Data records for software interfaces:

---------------

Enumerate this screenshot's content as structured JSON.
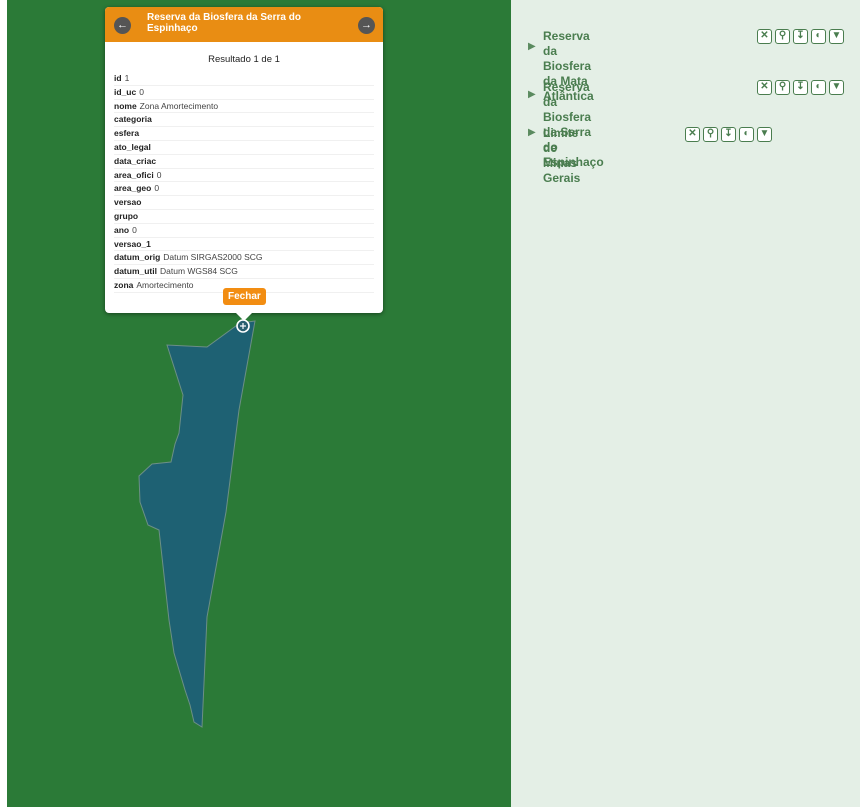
{
  "popup": {
    "title": "Reserva da Biosfera da Serra do Espinhaço",
    "prev_icon": "arrow-left-icon",
    "next_icon": "arrow-right-icon",
    "result": "Resultado 1 de 1",
    "attributes": [
      {
        "key": "id",
        "value": "1"
      },
      {
        "key": "id_uc",
        "value": "0"
      },
      {
        "key": "nome",
        "value": "Zona Amortecimento"
      },
      {
        "key": "categoria",
        "value": ""
      },
      {
        "key": "esfera",
        "value": ""
      },
      {
        "key": "ato_legal",
        "value": ""
      },
      {
        "key": "data_criac",
        "value": ""
      },
      {
        "key": "area_ofici",
        "value": "0"
      },
      {
        "key": "area_geo",
        "value": "0"
      },
      {
        "key": "versao",
        "value": ""
      },
      {
        "key": "grupo",
        "value": ""
      },
      {
        "key": "ano",
        "value": "0"
      },
      {
        "key": "versao_1",
        "value": ""
      },
      {
        "key": "datum_orig",
        "value": "Datum SIRGAS2000 SCG"
      },
      {
        "key": "datum_util",
        "value": "Datum WGS84 SCG"
      },
      {
        "key": "zona",
        "value": "Amortecimento"
      }
    ],
    "close_label": "Fechar"
  },
  "map": {
    "background_color": "#2b7a37",
    "polygon_fill": "#1e6173",
    "marker_icon": "location-marker-icon"
  },
  "layers": [
    {
      "line1": "Reserva da Biosfera da Mata",
      "line2": "Atlântica",
      "tools": [
        "remove-icon",
        "zoom-icon",
        "download-icon",
        "opacity-icon",
        "filter-icon"
      ]
    },
    {
      "line1": "Reserva da Biosfera da Serra do",
      "line2": "Espinhaço",
      "tools": [
        "remove-icon",
        "zoom-icon",
        "download-icon",
        "opacity-icon",
        "filter-icon"
      ]
    },
    {
      "line1": "Limite de Minas Gerais",
      "line2": "",
      "tools": [
        "remove-icon",
        "zoom-icon",
        "download-icon",
        "opacity-icon",
        "filter-icon"
      ]
    }
  ]
}
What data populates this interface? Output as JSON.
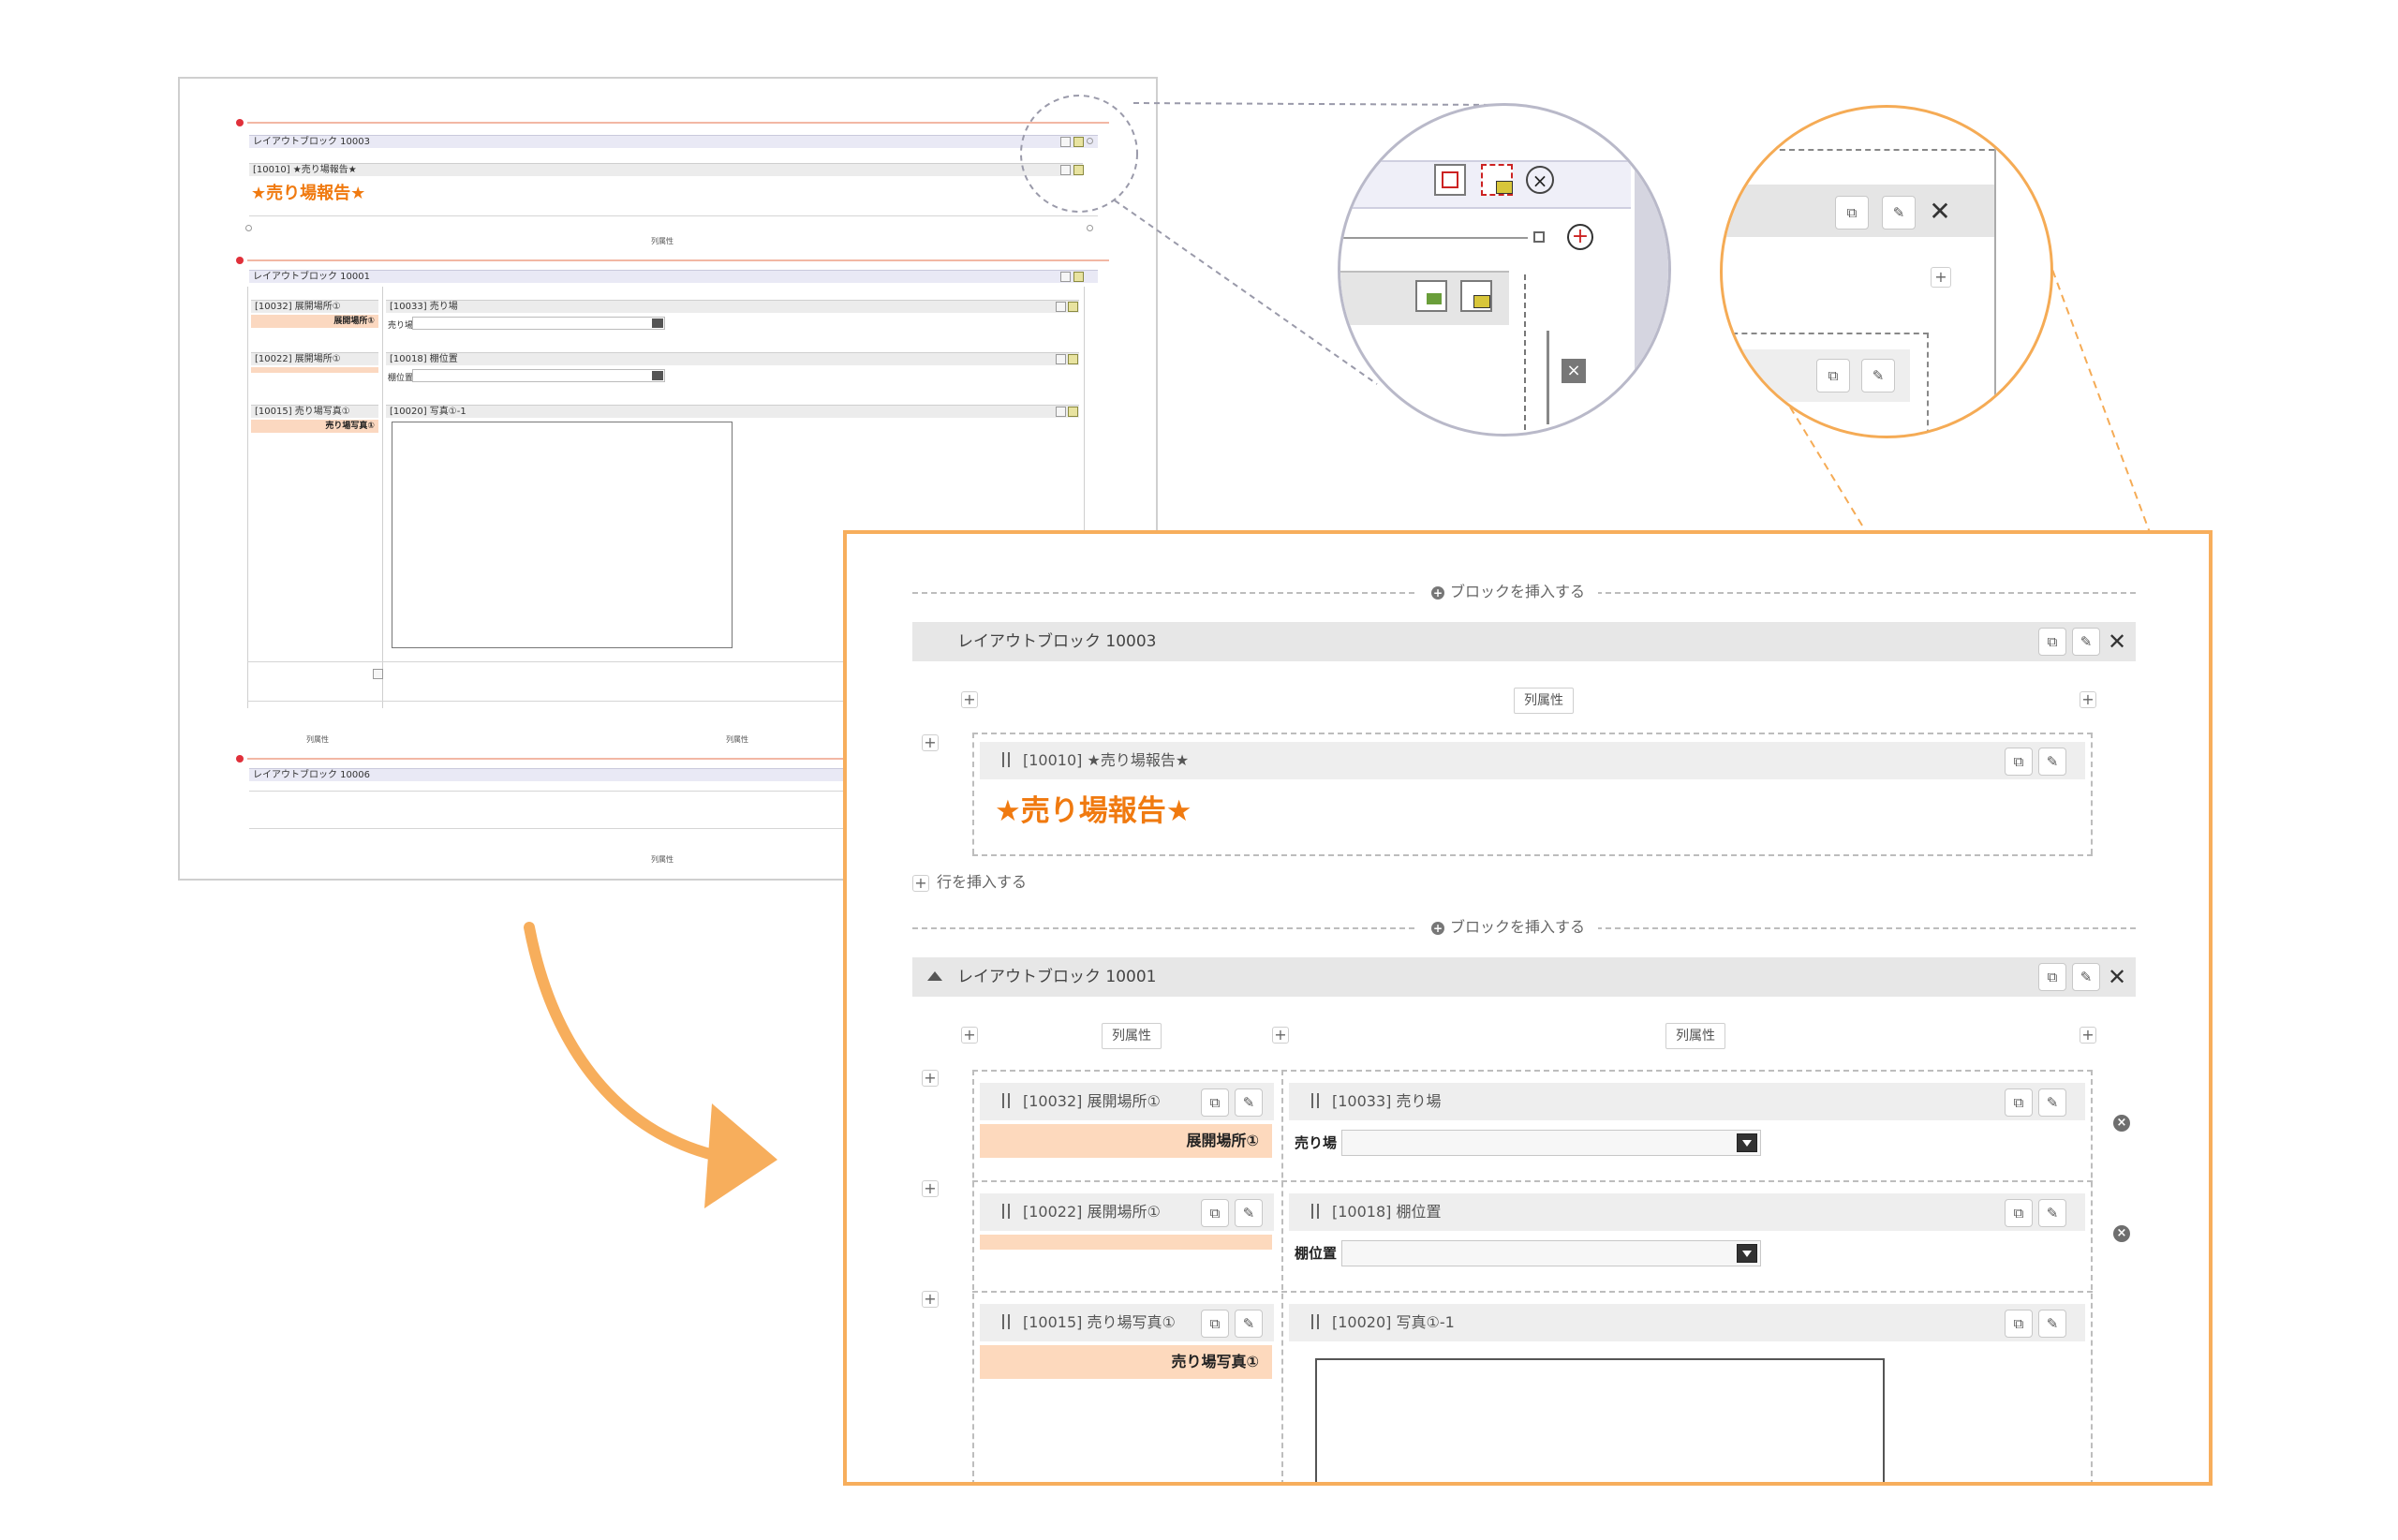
{
  "old_ui": {
    "block1_title": "レイアウトブロック 10003",
    "field_10010": "[10010] ★売り場報告★",
    "report_title": "★売り場報告★",
    "col_attr": "列属性",
    "block2_title": "レイアウトブロック 10001",
    "field_10032": "[10032] 展開場所①",
    "peach_10032": "展開場所①",
    "field_10033": "[10033] 売り場",
    "label_10033": "売り場",
    "field_10022": "[10022] 展開場所①",
    "field_10018": "[10018] 棚位置",
    "label_10018": "棚位置",
    "field_10015": "[10015] 売り場写真①",
    "peach_10015": "売り場写真①",
    "field_10020": "[10020] 写真①-1",
    "block3_title": "レイアウトブロック 10006"
  },
  "new_ui": {
    "insert_block": "ブロックを挿入する",
    "insert_row": "行を挿入する",
    "col_attr": "列属性",
    "block1": {
      "title": "レイアウトブロック 10003",
      "field_title": "[10010] ★売り場報告★",
      "report_title": "★売り場報告★"
    },
    "block2": {
      "title": "レイアウトブロック 10001",
      "rows": [
        {
          "left_title": "[10032] 展開場所①",
          "left_peach": "展開場所①",
          "right_title": "[10033] 売り場",
          "right_label": "売り場"
        },
        {
          "left_title": "[10022] 展開場所①",
          "left_peach": "",
          "right_title": "[10018] 棚位置",
          "right_label": "棚位置"
        },
        {
          "left_title": "[10015] 売り場写真①",
          "left_peach": "売り場写真①",
          "right_title": "[10020] 写真①-1",
          "right_label": ""
        }
      ]
    }
  },
  "icons": {
    "copy": "copy-icon",
    "edit": "pencil-icon",
    "close": "close-icon",
    "collapse": "triangle-up-icon",
    "plus": "plus-icon",
    "delete": "delete-circle-icon"
  },
  "colors": {
    "accent_orange": "#f7ae5c",
    "title_orange": "#f07a10",
    "peach": "#fdd9bd",
    "bar_grey": "#e7e7e7"
  }
}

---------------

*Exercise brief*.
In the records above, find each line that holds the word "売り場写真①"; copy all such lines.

*Completed exercise*.
    "field_10015": "[10015] 売り場写真①",
    "peach_10015": "売り場写真①",
          "left_title": "[10015] 売り場写真①",
          "left_peach": "売り場写真①",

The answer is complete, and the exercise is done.